It’s finally game week! In the past, we’ve limited these lists to just the top 25 players, but this season, we’re upping our game to 50. So just about every day until the season starts, there will be a new player profile up here as we count down to the top ACC player for 2013.
Obviously these lists are always completely subjective — and thus “completely bulletproof” — so feel free to weigh in with your own thoughts in the comments, too.
Duke Johnson shocked everyone from day one last year. On just seven carries against Boston College, he ran for 135 yards and two scores, while only beginning to give a glimpse of what he could do in the return game. And for some reason from there, he still never grabbed the starting job away from Mike James. In all 12 games, Johnson never ran the ball more than 16 times, and in four different games he ran it less than 10. What he was able to do considering that limited action though is downright astounding. If you include kickoffs, Johnson had a grand total of 193 touches. And in those limited moments, he still manged 10.7 yards per play. His total yards on the season ranked him 11th in the country, his average per game (171.7) were ninth. The only running backs to even come close to that type of production were North Carolina‘s Giovani Bernard and Kent State‘s Dri Archer. Yet the ceiling has been raised for Johnson, now a sophomore this year.
First and foremost, he’s now the primary back, and that should automatically mean he’s getting 20-25 carries per game. The ‘Canes also have a pretty strong passing game, which means the pressure won’t be entirely on him to produce at the same rate as last year (though he’ll likely be able to do so anyway). Should he end up in that 20-25 carry range, I’m curious to see how much longer he remains a kick returner, which would certainly diminish his overall impact, even if it helped out his rushing durability. In the passing game, he’ll be a factor yet again though, and should be able to improve upon last year’s 27 catches.

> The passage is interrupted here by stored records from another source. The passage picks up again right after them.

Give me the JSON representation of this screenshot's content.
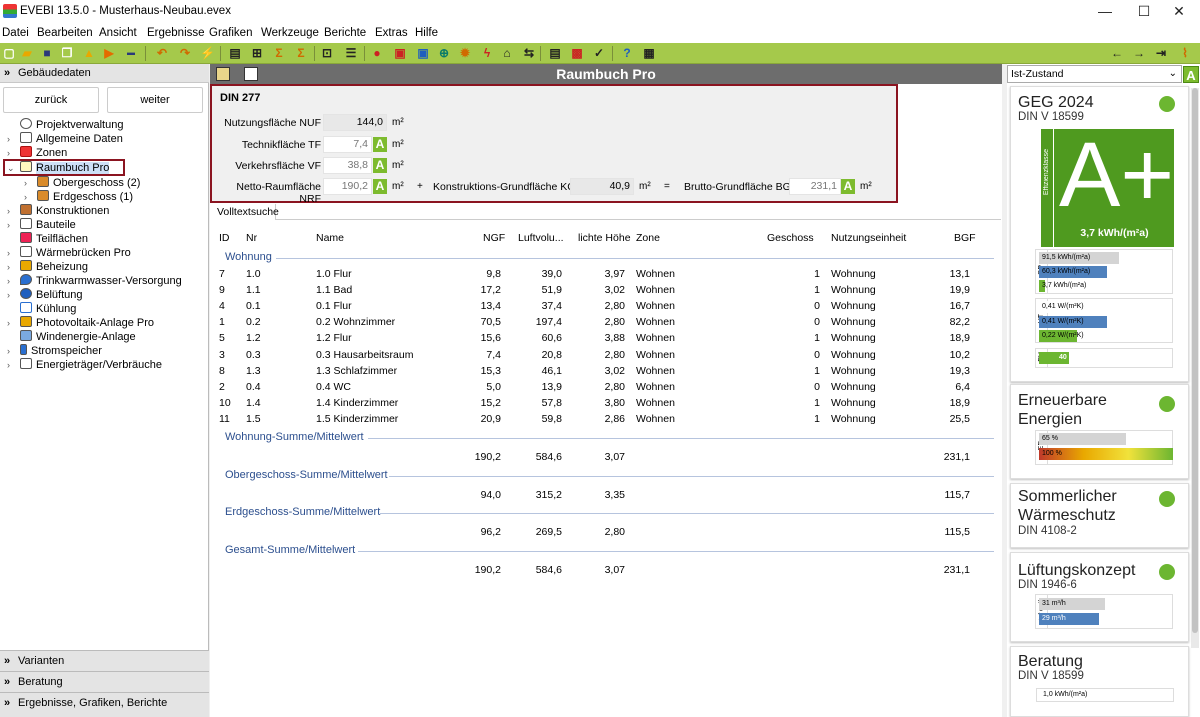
{
  "window": {
    "title": "EVEBI 13.5.0 - Musterhaus-Neubau.evex",
    "min": "—",
    "max": "☐",
    "close": "✕"
  },
  "menu": [
    "Datei",
    "Bearbeiten",
    "Ansicht",
    "Ergebnisse",
    "Grafiken",
    "Werkzeuge",
    "Berichte",
    "Extras",
    "Hilfe"
  ],
  "left": {
    "header": "Gebäudedaten",
    "back": "zurück",
    "next": "weiter",
    "tree": [
      "Projektverwaltung",
      "Allgemeine Daten",
      "Zonen",
      "Raumbuch Pro",
      "Obergeschoss (2)",
      "Erdgeschoss (1)",
      "Konstruktionen",
      "Bauteile",
      "Teilflächen",
      "Wärmebrücken Pro",
      "Beheizung",
      "Trinkwarmwasser-Versorgung",
      "Belüftung",
      "Kühlung",
      "Photovoltaik-Anlage Pro",
      "Windenergie-Anlage",
      "Stromspeicher",
      "Energieträger/Verbräuche"
    ],
    "bottom": [
      "Varianten",
      "Beratung",
      "Ergebnisse, Grafiken, Berichte"
    ]
  },
  "center": {
    "title": "Raumbuch Pro",
    "din": {
      "title": "DIN 277",
      "nuf_label": "Nutzungsfläche NUF",
      "nuf": "144,0",
      "tf_label": "Technikfläche TF",
      "tf": "7,4",
      "vf_label": "Verkehrsfläche VF",
      "vf": "38,8",
      "nrf_label": "Netto-Raumfläche NRF",
      "nrf": "190,2",
      "plus": "+",
      "kgf_label": "Konstruktions-Grundfläche KGF",
      "kgf": "40,9",
      "eq": "=",
      "bgf_label": "Brutto-Grundfläche BGF",
      "bgf": "231,1",
      "unit": "m²",
      "badge": "A"
    },
    "search_tab": "Volltextsuche",
    "columns": [
      "ID",
      "Nr",
      "Name",
      "NGF",
      "Luftvolu...",
      "lichte Höhe",
      "Zone",
      "Geschoss",
      "Nutzungseinheit",
      "BGF"
    ],
    "group_wohnung": "Wohnung",
    "rows": [
      [
        "7",
        "1.0",
        "1.0 Flur",
        "9,8",
        "39,0",
        "3,97",
        "Wohnen",
        "1",
        "Wohnung",
        "13,1"
      ],
      [
        "9",
        "1.1",
        "1.1 Bad",
        "17,2",
        "51,9",
        "3,02",
        "Wohnen",
        "1",
        "Wohnung",
        "19,9"
      ],
      [
        "4",
        "0.1",
        "0.1 Flur",
        "13,4",
        "37,4",
        "2,80",
        "Wohnen",
        "0",
        "Wohnung",
        "16,7"
      ],
      [
        "1",
        "0.2",
        "0.2 Wohnzimmer",
        "70,5",
        "197,4",
        "2,80",
        "Wohnen",
        "0",
        "Wohnung",
        "82,2"
      ],
      [
        "5",
        "1.2",
        "1.2 Flur",
        "15,6",
        "60,6",
        "3,88",
        "Wohnen",
        "1",
        "Wohnung",
        "18,9"
      ],
      [
        "3",
        "0.3",
        "0.3 Hausarbeitsraum",
        "7,4",
        "20,8",
        "2,80",
        "Wohnen",
        "0",
        "Wohnung",
        "10,2"
      ],
      [
        "8",
        "1.3",
        "1.3 Schlafzimmer",
        "15,3",
        "46,1",
        "3,02",
        "Wohnen",
        "1",
        "Wohnung",
        "19,3"
      ],
      [
        "2",
        "0.4",
        "0.4 WC",
        "5,0",
        "13,9",
        "2,80",
        "Wohnen",
        "0",
        "Wohnung",
        "6,4"
      ],
      [
        "10",
        "1.4",
        "1.4 Kinderzimmer",
        "15,2",
        "57,8",
        "3,80",
        "Wohnen",
        "1",
        "Wohnung",
        "18,9"
      ],
      [
        "11",
        "1.5",
        "1.5 Kinderzimmer",
        "20,9",
        "59,8",
        "2,86",
        "Wohnen",
        "1",
        "Wohnung",
        "25,5"
      ]
    ],
    "sums": [
      {
        "label": "Wohnung-Summe/Mittelwert",
        "ngf": "190,2",
        "luft": "584,6",
        "hoehe": "3,07",
        "bgf": "231,1"
      },
      {
        "label": "Obergeschoss-Summe/Mittelwert",
        "ngf": "94,0",
        "luft": "315,2",
        "hoehe": "3,35",
        "bgf": "115,7"
      },
      {
        "label": "Erdgeschoss-Summe/Mittelwert",
        "ngf": "96,2",
        "luft": "269,5",
        "hoehe": "2,80",
        "bgf": "115,5"
      },
      {
        "label": "Gesamt-Summe/Mittelwert",
        "ngf": "190,2",
        "luft": "584,6",
        "hoehe": "3,07",
        "bgf": "231,1"
      }
    ]
  },
  "right": {
    "state": "Ist-Zustand",
    "geg": {
      "title": "GEG 2024",
      "sub": "DIN V 18599",
      "effclass_label": "Effizienzklasse",
      "grade": "A+",
      "value": "3,7 kWh/(m²a)",
      "qp_label": "QP",
      "qp": [
        "91,5 kWh/(m²a)",
        "60,3 kWh/(m²a)",
        "3,7 kWh/(m²a)"
      ],
      "ht_label": "HT",
      "ht": [
        "0,41 W/(m²K)",
        "0,41 W/(m²K)",
        "0,22 W/(m²K)"
      ],
      "eh_label": "EH",
      "eh": "40"
    },
    "ee": {
      "title1": "Erneuerbare",
      "title2": "Energien",
      "label": "EE",
      "bars": [
        "65 %",
        "100 %"
      ]
    },
    "sws": {
      "title1": "Sommerlicher",
      "title2": "Wärmeschutz",
      "sub": "DIN 4108-2"
    },
    "lk": {
      "title": "Lüftungskonzept",
      "sub": "DIN 1946-6",
      "label": "inf qvtl",
      "bars": [
        "31 m³/h",
        "29 m³/h"
      ]
    },
    "ber": {
      "title": "Beratung",
      "sub": "DIN V 18599",
      "bar": "1,0 kWh/(m²a)"
    },
    "colors": {
      "green": "#6cb631",
      "class": "#4f9a1f",
      "blue": "#4f81bd",
      "red": "#c0392b"
    }
  }
}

The previous paragraph just address his overall impact, however, and I did want to expand upon that a bit. Johnson has a lot of value as a runner, obviously, but even more as a do-everything rusher/return man. It’s the return numbers that help bolster his Heisman candidacy from “solid” to “short list” and make his case a whole lot more interesting against a bevy of dynamic quarterbacks and receivers. Unfortunately, I do see his return numbers going down a bit (or reduced completely if he starts to get a bit banged up), though at the same time, it could lead to better stats off the line of scrimmage. I’m tempted to believe Johnson has a real shot at the Heisman — especially if Miami can end up in the 10-win range — but it’s going to be a tenuous case each week.